Dataset entries
******
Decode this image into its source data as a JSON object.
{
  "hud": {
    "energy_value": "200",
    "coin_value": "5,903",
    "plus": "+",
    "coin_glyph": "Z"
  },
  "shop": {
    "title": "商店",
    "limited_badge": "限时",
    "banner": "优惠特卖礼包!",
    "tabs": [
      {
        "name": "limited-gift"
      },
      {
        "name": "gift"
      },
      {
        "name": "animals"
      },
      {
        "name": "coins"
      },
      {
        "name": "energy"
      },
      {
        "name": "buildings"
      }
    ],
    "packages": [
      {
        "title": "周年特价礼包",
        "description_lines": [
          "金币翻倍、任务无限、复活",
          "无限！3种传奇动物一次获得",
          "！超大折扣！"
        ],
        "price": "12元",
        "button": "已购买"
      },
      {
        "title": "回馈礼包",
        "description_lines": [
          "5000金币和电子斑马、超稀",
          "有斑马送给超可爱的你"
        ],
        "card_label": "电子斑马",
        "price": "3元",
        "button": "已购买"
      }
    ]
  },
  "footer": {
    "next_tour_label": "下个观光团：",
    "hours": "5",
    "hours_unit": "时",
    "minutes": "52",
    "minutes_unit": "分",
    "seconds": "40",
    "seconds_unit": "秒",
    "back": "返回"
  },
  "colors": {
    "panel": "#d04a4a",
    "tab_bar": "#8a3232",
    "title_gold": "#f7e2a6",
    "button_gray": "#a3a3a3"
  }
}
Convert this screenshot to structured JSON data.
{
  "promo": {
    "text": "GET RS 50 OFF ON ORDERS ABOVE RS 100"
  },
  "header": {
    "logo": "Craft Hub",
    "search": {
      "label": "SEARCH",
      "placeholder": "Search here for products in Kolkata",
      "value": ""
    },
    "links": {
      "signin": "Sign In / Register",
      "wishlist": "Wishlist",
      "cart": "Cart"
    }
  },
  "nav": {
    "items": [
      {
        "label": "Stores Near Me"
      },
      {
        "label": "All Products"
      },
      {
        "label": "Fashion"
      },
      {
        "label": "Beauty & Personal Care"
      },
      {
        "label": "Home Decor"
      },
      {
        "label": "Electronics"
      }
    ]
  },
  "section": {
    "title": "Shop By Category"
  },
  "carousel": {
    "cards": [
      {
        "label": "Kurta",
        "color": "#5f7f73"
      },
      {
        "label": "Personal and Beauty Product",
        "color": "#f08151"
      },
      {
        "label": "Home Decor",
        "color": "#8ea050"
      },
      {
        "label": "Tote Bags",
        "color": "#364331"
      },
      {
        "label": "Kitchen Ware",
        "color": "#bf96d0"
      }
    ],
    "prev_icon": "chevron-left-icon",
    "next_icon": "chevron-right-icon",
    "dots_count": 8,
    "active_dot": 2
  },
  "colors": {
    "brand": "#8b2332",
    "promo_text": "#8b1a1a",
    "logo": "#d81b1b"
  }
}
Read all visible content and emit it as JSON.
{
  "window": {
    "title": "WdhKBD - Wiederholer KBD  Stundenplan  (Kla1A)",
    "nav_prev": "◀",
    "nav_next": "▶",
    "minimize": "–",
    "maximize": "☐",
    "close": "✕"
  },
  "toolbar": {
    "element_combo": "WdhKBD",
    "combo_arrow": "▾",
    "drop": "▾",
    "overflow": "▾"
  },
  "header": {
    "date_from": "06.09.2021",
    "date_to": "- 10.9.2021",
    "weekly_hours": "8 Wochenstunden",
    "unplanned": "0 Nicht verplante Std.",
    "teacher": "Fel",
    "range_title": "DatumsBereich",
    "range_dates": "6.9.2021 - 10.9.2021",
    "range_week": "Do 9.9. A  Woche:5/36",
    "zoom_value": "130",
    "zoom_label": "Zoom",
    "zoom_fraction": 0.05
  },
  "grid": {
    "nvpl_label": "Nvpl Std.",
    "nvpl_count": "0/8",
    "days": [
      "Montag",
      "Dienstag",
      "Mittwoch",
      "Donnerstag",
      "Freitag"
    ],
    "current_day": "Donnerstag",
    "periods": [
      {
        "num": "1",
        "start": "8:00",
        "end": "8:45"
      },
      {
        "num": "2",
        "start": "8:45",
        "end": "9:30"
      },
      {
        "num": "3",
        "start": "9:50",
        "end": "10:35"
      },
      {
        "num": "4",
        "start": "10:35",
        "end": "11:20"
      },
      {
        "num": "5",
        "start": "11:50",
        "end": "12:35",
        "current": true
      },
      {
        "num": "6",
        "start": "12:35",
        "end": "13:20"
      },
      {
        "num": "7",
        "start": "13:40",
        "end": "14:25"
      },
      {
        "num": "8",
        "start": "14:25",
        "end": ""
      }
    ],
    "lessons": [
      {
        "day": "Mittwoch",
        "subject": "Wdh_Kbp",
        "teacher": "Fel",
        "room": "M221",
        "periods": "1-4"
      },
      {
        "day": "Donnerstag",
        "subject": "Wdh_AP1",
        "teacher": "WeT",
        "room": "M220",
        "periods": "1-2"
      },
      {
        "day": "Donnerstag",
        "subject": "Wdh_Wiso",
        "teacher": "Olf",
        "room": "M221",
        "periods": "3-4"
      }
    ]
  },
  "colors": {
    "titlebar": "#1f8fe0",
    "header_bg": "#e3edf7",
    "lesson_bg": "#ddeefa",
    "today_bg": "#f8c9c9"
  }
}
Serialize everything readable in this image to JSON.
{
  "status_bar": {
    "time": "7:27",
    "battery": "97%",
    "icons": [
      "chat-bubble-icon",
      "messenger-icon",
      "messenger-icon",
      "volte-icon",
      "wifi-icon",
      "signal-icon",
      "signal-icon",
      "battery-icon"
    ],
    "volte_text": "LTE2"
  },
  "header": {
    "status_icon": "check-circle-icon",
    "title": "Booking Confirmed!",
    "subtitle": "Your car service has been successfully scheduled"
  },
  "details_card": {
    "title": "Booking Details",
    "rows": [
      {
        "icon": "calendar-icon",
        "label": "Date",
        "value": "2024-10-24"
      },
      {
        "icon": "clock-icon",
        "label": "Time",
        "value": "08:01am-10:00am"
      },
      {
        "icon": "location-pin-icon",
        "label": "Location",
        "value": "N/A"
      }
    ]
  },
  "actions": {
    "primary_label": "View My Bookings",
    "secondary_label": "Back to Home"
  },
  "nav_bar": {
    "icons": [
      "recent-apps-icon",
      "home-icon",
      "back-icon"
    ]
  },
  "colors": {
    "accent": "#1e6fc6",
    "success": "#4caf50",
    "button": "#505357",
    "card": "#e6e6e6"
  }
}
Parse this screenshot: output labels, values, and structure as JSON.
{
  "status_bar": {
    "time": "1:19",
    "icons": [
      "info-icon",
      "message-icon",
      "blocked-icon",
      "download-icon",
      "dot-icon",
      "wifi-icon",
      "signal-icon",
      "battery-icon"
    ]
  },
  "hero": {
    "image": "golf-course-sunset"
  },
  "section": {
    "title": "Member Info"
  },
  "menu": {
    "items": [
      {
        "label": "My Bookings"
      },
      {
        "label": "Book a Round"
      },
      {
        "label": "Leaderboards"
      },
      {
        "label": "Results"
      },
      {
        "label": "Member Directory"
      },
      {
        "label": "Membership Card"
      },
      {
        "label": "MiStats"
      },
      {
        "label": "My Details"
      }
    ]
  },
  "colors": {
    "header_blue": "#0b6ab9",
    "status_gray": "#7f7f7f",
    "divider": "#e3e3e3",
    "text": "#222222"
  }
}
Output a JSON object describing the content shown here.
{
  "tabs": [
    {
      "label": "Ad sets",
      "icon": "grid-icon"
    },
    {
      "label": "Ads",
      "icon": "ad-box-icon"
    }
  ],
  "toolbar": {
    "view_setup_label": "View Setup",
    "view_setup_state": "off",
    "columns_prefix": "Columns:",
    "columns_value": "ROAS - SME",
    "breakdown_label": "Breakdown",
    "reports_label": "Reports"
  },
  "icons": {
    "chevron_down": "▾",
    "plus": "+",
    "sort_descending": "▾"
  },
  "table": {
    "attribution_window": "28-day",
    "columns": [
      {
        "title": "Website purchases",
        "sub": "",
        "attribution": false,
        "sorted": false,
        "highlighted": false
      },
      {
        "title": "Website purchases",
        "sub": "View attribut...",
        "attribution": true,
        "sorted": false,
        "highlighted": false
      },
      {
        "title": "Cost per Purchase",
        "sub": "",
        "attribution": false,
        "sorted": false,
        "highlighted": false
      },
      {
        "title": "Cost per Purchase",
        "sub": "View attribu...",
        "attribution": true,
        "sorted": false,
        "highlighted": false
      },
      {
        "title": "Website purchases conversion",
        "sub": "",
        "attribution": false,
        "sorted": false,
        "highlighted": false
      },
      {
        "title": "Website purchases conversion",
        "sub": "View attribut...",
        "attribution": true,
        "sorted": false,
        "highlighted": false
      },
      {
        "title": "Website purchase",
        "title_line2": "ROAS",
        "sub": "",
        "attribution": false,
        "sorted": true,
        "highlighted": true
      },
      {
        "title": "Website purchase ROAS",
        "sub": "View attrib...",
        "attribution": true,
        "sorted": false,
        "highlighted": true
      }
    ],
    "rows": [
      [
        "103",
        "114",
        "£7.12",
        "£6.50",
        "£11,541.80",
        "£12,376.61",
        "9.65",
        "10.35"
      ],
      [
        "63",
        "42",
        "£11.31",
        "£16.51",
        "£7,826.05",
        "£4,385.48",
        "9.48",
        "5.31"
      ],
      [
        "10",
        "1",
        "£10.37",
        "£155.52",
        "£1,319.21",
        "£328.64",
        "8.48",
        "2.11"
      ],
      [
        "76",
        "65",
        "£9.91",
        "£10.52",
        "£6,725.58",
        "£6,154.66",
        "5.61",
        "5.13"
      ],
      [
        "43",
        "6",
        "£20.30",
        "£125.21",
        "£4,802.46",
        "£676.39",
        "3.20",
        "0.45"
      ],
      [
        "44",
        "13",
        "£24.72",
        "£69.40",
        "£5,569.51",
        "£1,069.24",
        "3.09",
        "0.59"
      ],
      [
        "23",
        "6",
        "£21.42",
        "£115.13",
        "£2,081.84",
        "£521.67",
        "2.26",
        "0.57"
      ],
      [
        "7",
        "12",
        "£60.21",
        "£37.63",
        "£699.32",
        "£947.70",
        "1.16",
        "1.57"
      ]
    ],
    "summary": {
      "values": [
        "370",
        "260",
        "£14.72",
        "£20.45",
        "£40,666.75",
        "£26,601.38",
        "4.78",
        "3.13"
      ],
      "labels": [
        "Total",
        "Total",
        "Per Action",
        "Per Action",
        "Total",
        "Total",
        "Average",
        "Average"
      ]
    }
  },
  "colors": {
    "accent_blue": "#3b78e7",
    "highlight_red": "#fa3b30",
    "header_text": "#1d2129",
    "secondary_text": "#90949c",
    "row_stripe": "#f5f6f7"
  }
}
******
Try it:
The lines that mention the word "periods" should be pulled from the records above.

Solution for this exercise:
    "periods": [
        "periods": "1-4"
        "periods": "1-2"
        "periods": "3-4"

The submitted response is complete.